While manufacturing organizations may take different paths for continuous improvement efforts, from Lean Six Sigma or the use of value stream mapping or even 5S, a common misstep is that we undervalue the importance of employee engagement. According to a recent Gallup poll, more than 70% of employees are disengaged in their job in the U.S., and the trend is not improving. Why is this? It is hard to come to the realization that we need to loosen the reigns in order to help employees grow. In lean we recognize it is one of the eight major classifications of waste, not utilizing the employee’s knowledge, skills and abilities to their fullest potential.

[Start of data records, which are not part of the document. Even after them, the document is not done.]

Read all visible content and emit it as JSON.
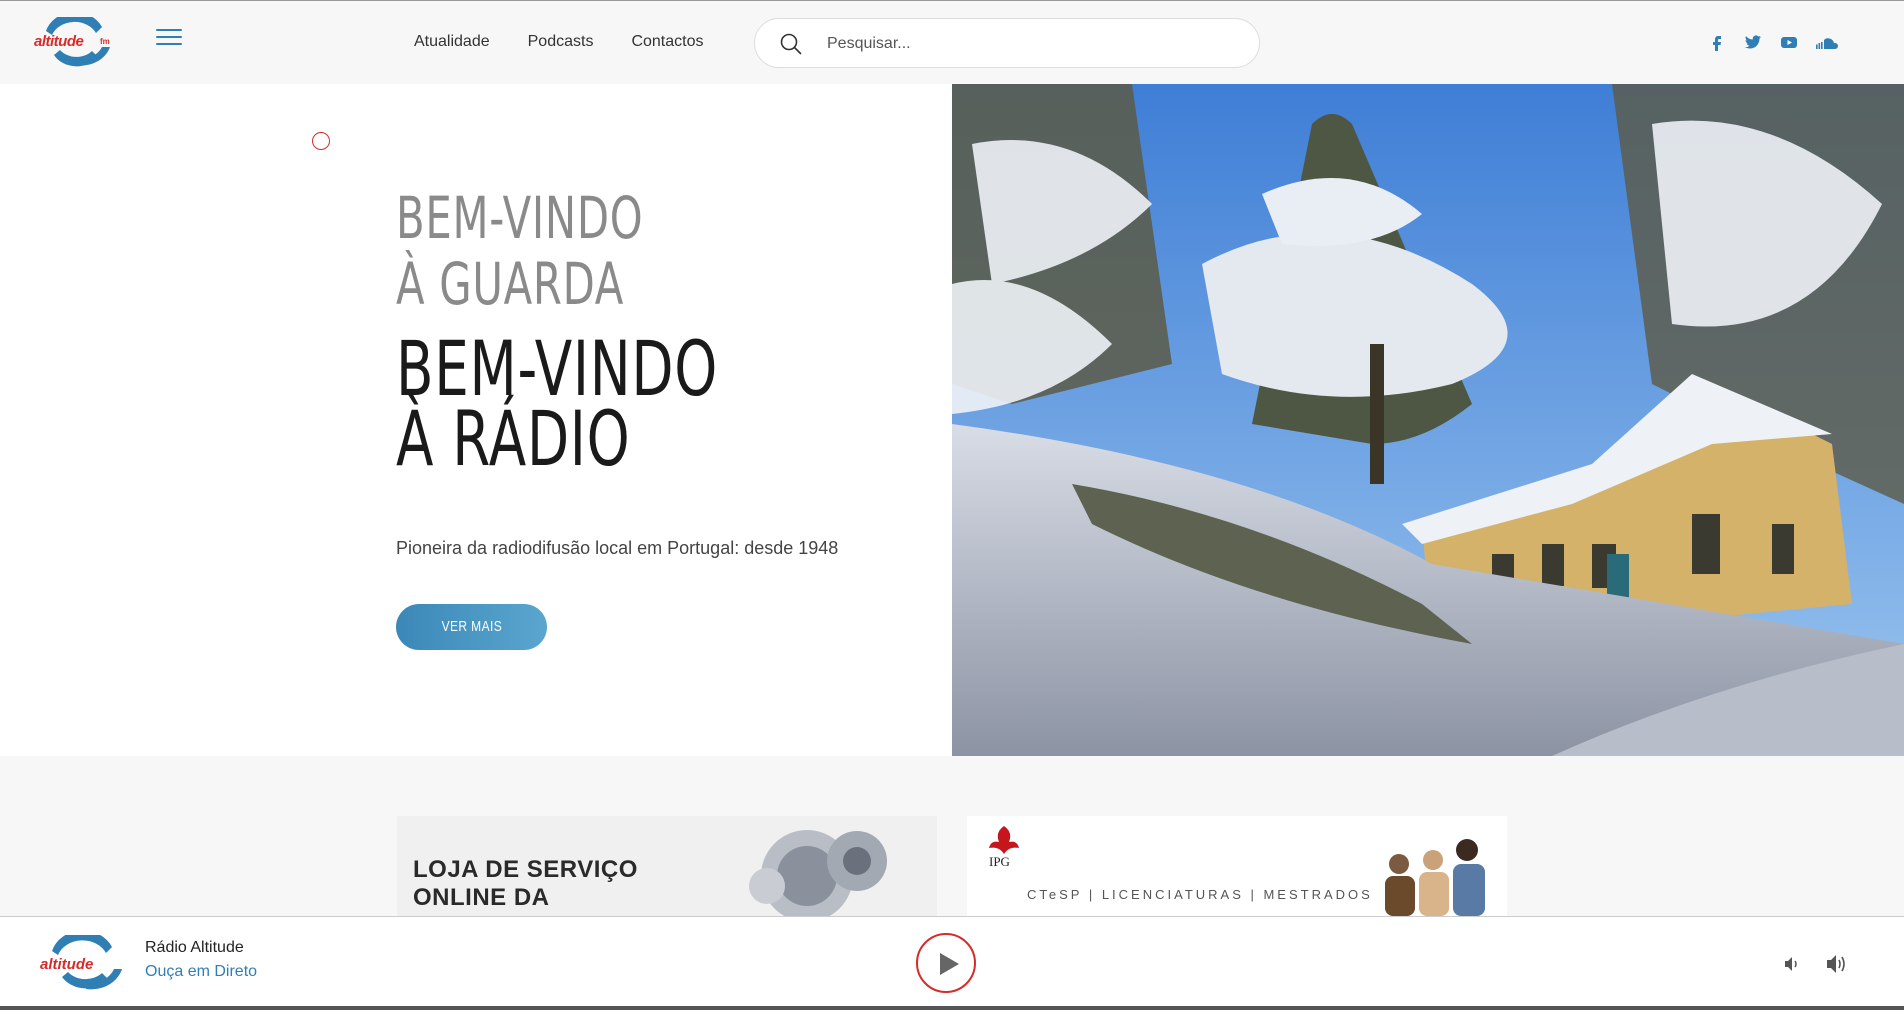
{
  "header": {
    "logo_text": "altitude",
    "logo_fm": "fm",
    "nav": [
      "Atualidade",
      "Podcasts",
      "Contactos"
    ],
    "search_placeholder": "Pesquisar...",
    "social_icons": [
      "facebook-icon",
      "twitter-icon",
      "youtube-icon",
      "soundcloud-icon"
    ]
  },
  "hero": {
    "title_grey_line1": "BEM-VINDO",
    "title_grey_line2": "À GUARDA",
    "title_dark_line1": "BEM-VINDO",
    "title_dark_line2": "À RÁDIO",
    "subtitle": "Pioneira da radiodifusão local em Portugal: desde 1948",
    "button_label": "VER MAIS"
  },
  "banners": {
    "banner1_line1": "LOJA DE SERVIÇO",
    "banner1_line2": "ONLINE DA",
    "banner2_logo": "IPG",
    "banner2_text": "CTeSP | LICENCIATURAS | MESTRADOS"
  },
  "player": {
    "station": "Rádio Altitude",
    "status": "Ouça em Direto"
  },
  "colors": {
    "accent_blue": "#2f7fb5",
    "accent_red": "#d62b2b"
  }
}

Investing in human capital is one of the biggest ROIs a company can make. Empowering your employees through continuous training and education, involving them in your improvement efforts and allowing them to make decisions and ’own’ their successes and failures. Gallup poll statistics show that companies who have engaged and satisfied workforces realize improvements in the following areas:
So, no matter what path you take for continuous improvement, here are a few key attributes companies have embraced to increase their level of employee engagement (from the shop floor to the office):
Foster Open Communication: Leaders who have achieved results from empowerment are open and transparent with employees. Team collaboration is improved when everyone talks to everyone.
Implement Team Meetings: Gather employees together daily or weekly to share information. Guided by an agenda, discuss the important topics relevant to the company. Use this as an opportunity to educate and engage your employees.
Measure and Improve: Develop pertinent key metrics that are relevant to your employees. Ensure they understand them, how they’re calculated and more importantly how their work behaviors influence them.
Ask Questions: When you ask people about their ideas, you engage them in identifying what to do. This is at the heart of empowerment. For those organizations who have successfully introduced this concept, their leadership team leads with questions before ever considering what the answers might be.
And, regardless of where your company is at on its lean or continuous improvement journey, take a moment to reflect and ask yourself, how engaged are our employees in the process? Chances are, there are some opportunities for improvement.
About Craig M. Corsi
Craig has more than 23 years of manufacturing and consulting experience. He has worked for fortune 500 companies including GE Transportation and he has spent the last 11 years of his career providing Lean and Continuous Improvement training and consulting services for companies throughout the Great Lakes Region. Craig is an expert Lean trainer and practitioner as well as a certified Six Sigma Green Belt. Craig is currently a consultant at Infinity Professionals, a division of Infinity Resources, Inc.